So, you’ve learned that a cat’s drool could indeed be a sign of stress. It’s crucial to pay attention to your cat’s behavior and look for other signs of stress too. Remember, consistency is key in alleviating your feline friend’s stress. Keep their environment stimulating yet calm, manage noise levels and respect their privacy. If you have more than one cat, be sure to prevent resource conflicts. Understanding your cat’s unique needs and preferences can make a world of difference. It’ll take time and patience, but with your care and attention, you can help your cat lead a stress-free life. Stay tuned for more insights into cat behavior, because there’s always more to learn about our furry friends.

Frequently Asked Questions

What are some tips on how to help a stressed cat?

In order to alleviate a cat’s stress, maintain consistent routines, provide a stimulating environment, manage noise levels, and respect their need for privacy. Make vet visits as calm and smooth as possible.

How can I prevent resource conflicts in a multi-cat home?

Preventing resource conflicts in a multi-cat home can be achieved by ensuring each cat has access to separate resources. Understanding and acknowledging each cat’s unique needs and preferences is also crucial.

Can a cat’s drool indicate stress?

The article doesn’t detail on this. However, it mentions future discussion will focus on whether a cat’s drool can indicate stress, promising further insights into cat behavior.

How important is understanding each cat’s unique preferences and needs?

Understanding each cat’s specific needs and preferences is pivotal to their mental and physical health. The right adjustments to suit individual needs demand patience and time.

What is the importance of a cat’s privacy?

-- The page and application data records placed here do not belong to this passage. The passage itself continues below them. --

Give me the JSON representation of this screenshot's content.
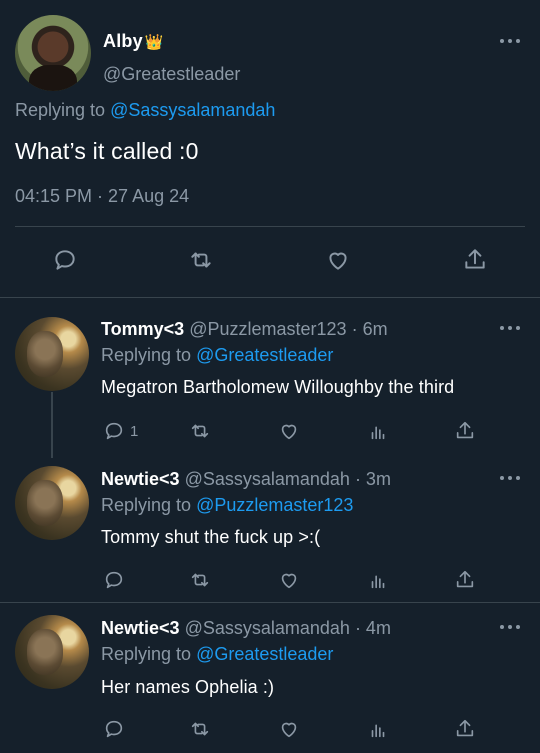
{
  "colors": {
    "background": "#15202b",
    "accent": "#1d9bf0",
    "muted": "#8b98a5",
    "divider": "#38444d"
  },
  "main_tweet": {
    "name": "Alby",
    "badge_icon": "crown-icon",
    "badge_glyph": "👑",
    "handle": "@Greatestleader",
    "replying_prefix": "Replying to",
    "replying_to": "@Sassysalamandah",
    "text": "What’s it called :0",
    "timestamp": "04:15 PM · 27 Aug 24",
    "actions": [
      "reply-icon",
      "retweet-icon",
      "like-icon",
      "share-icon"
    ]
  },
  "replies": [
    {
      "name": "Tommy<3",
      "handle": "@Puzzlemaster123",
      "time": "· 6m",
      "replying_prefix": "Replying to",
      "replying_to": "@Greatestleader",
      "text": "Megatron Bartholomew Willoughby the third",
      "reply_count": "1",
      "actions": [
        "reply-icon",
        "retweet-icon",
        "like-icon",
        "analytics-icon",
        "share-icon"
      ]
    },
    {
      "name": "Newtie<3",
      "handle": "@Sassysalamandah",
      "time": "· 3m",
      "replying_prefix": "Replying to",
      "replying_to": "@Puzzlemaster123",
      "text": "Tommy shut the fuck up >:(",
      "reply_count": "",
      "actions": [
        "reply-icon",
        "retweet-icon",
        "like-icon",
        "analytics-icon",
        "share-icon"
      ]
    },
    {
      "name": "Newtie<3",
      "handle": "@Sassysalamandah",
      "time": "· 4m",
      "replying_prefix": "Replying to",
      "replying_to": "@Greatestleader",
      "text": "Her names Ophelia :)",
      "reply_count": "",
      "actions": [
        "reply-icon",
        "retweet-icon",
        "like-icon",
        "analytics-icon",
        "share-icon"
      ]
    }
  ]
}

A cat’s privacy is important because it helps them feel safe and reduces stress. Respecting their privacy helps build trust, shaping a healthier relationship.